[29] In the context of an investigation, consideration should be given to the actions and motives of the Respondent during the investigation process: 16

[35] The evidence about Sunrise Health Service’s actions and motives includes that it had received and acted upon complaints of bullying and harassment by Ms Sherman against other employees of the Corporation. The evidence shows that it properly received the complaints and decided to investigate them through the appointment of an arms-length investigator. The report provided by the investigator shows her work to have been undertaken in a measured and methodical manner, having regard not only to the complaints that were made, as well as to principles of natural justice and procedural fairness. The report provided to Sunrise Health Service by Ms Ellison shows that she spoke with numerous witnesses and took into account the matters each had to say. She sought a response from Ms Sherman and appeared open to the matters that Ms Sherman wished to address. While Ms Ellison made findings of fact and expressed opinions about the matters she had found, and recommended her findings be considered by Sunrise Health Service for disciplinary action, she did not recommend specific action.

[36] I have accepted that Mr Hopp’s evidence is that the purpose of the meeting, had a resignation not been offered at the start, would have been for the Corporation to have Ms Sherman “show cause” about the investigation outcomes and why her employment should not be terminated.

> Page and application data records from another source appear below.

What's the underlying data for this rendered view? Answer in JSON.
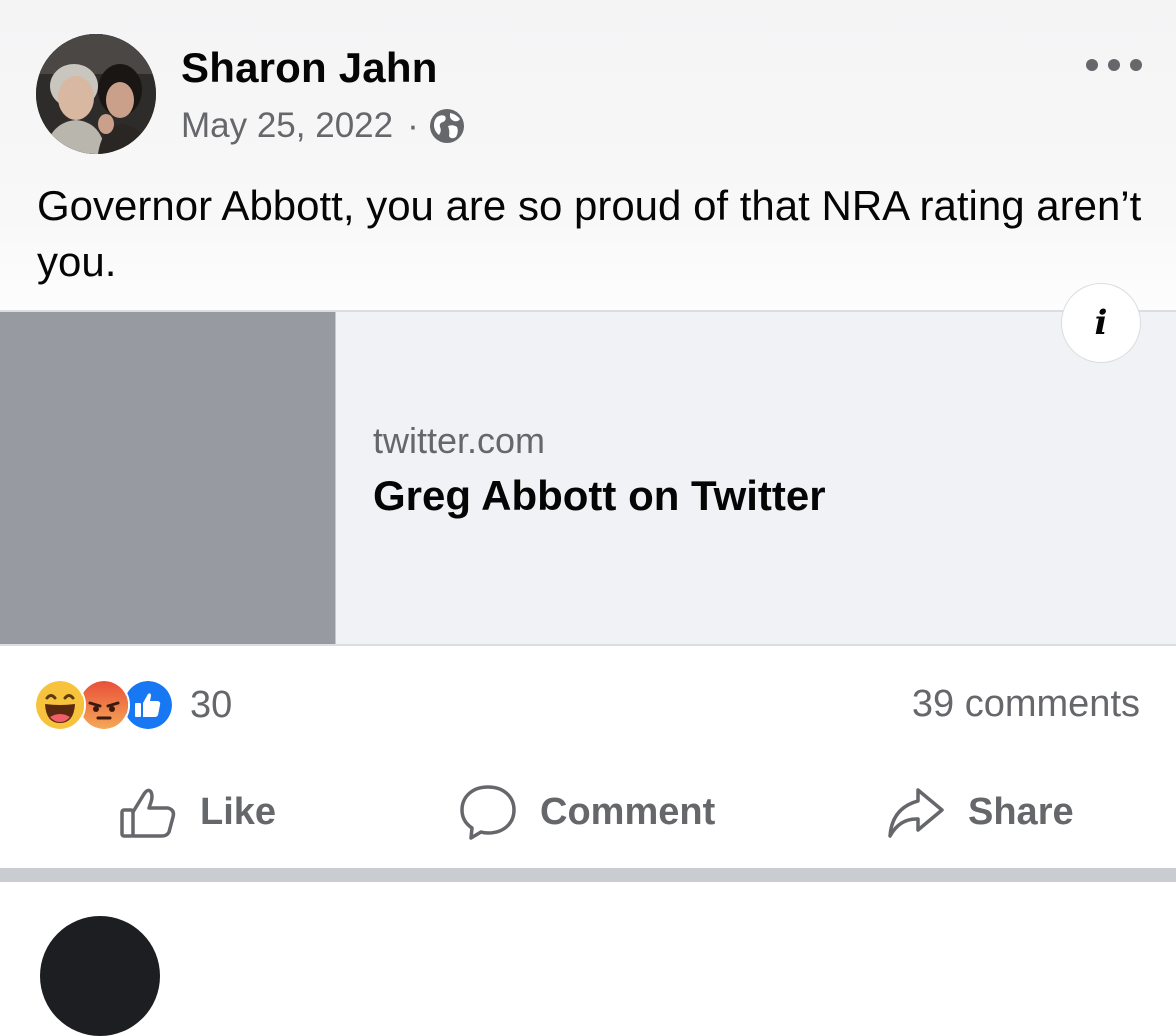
{
  "post": {
    "author": "Sharon Jahn",
    "date": "May 25, 2022",
    "separator_dot": "·",
    "privacy_icon": "globe-icon",
    "text": "Governor Abbott, you are so proud of that NRA rating aren’t you.",
    "link": {
      "domain": "twitter.com",
      "title": "Greg Abbott on Twitter",
      "info_glyph": "i"
    },
    "reactions": {
      "icons": [
        "haha-icon",
        "angry-icon",
        "like-icon"
      ],
      "count": "30"
    },
    "comments_count": "39 comments",
    "actions": {
      "like": "Like",
      "comment": "Comment",
      "share": "Share"
    }
  },
  "colors": {
    "secondary_text": "#65676b",
    "primary_text": "#050505",
    "like_blue": "#1877f2",
    "angry_orange": "#f0703c",
    "haha_yellow": "#f7c33c",
    "link_thumb": "#979aa0"
  }
}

Despite that disclosure, there is no evidence that either Mr Hopp or Mr Dean had already settled on dismissal as being the only available course of action.

[37] I therefore consider it more likely than not that, at the time Ms Sherman resigned, Sunrise Health Service had not decided on dismissal as being the only available sanction.

[38] I do not consider that Sunrise Health Service’s actions in investigating the bullying and harassment allegations against Ms Sherman, or in inviting her to a meeting to discuss the results of the investigation, or in disclosing to Ms Doyle the findings of the investigation, were done with the intention of bringing Ms Sherman’s employment to an end. Nor do I consider that those actions would, on any reasonable view, probably have that effect. Each of the actions by Sunrise Health Service in these regards were proper and in accord with its obligations to receive and investigate allegations of bullying and harassment.

[39] Likewise, I am unable to find there was, at the relevant time, evidence of any subjective intention of forcing Ms Sherman to resign. The actions of Sunrise Health Service, while no doubt headed in a direction with serious consequences for Ms Sherman were not such as to cause an involuntary departure from employment.

[30] Sherman indicates a general position: during an investigation, if the employer has not yet concluded to terminate the employee, then the process of investigating certain conduct will not be considered to ‘force’ a resignation.

[31] As I have previously stated in Moore, “it would be a perverse outcome to consider an objectively fair investigation and show cause process as imposing forcibly upon the Applicant that they must resign.” 17 Where an employer conducts an investigation, highlighting the conduct of an employee, and as a result they resign, it may be that the employee “did not voluntarily leave his or her employment”. Had the conduct in question not been highlighted, the employee may have continued in their employment. However, as highlighted in Mohazeb, this is insufficient to amount to constructive dismissal. What must be shown is that the conduct of the employer was “intended to bring the employment to an end.” The usual purpose of an investigation is not to bring about termination; the intention is to ascertain, with a degree of certainty, what event – or series of events – transpired. Once that information is gathered, then the employer may decide what action is appropriate. If in conducting an investigation, serious and deplorable conduct is uncovered, then the employer may elect to terminate the employee. In that situation, it is the conduct of the employee which leads to their termination – had no conduct been uncovered, no termination would have occurred. The investigation would have no effect.”

Wilson v Westpac Banking Corporation – [2021] FWC 763 delivered 14 February 2021 per Lake DP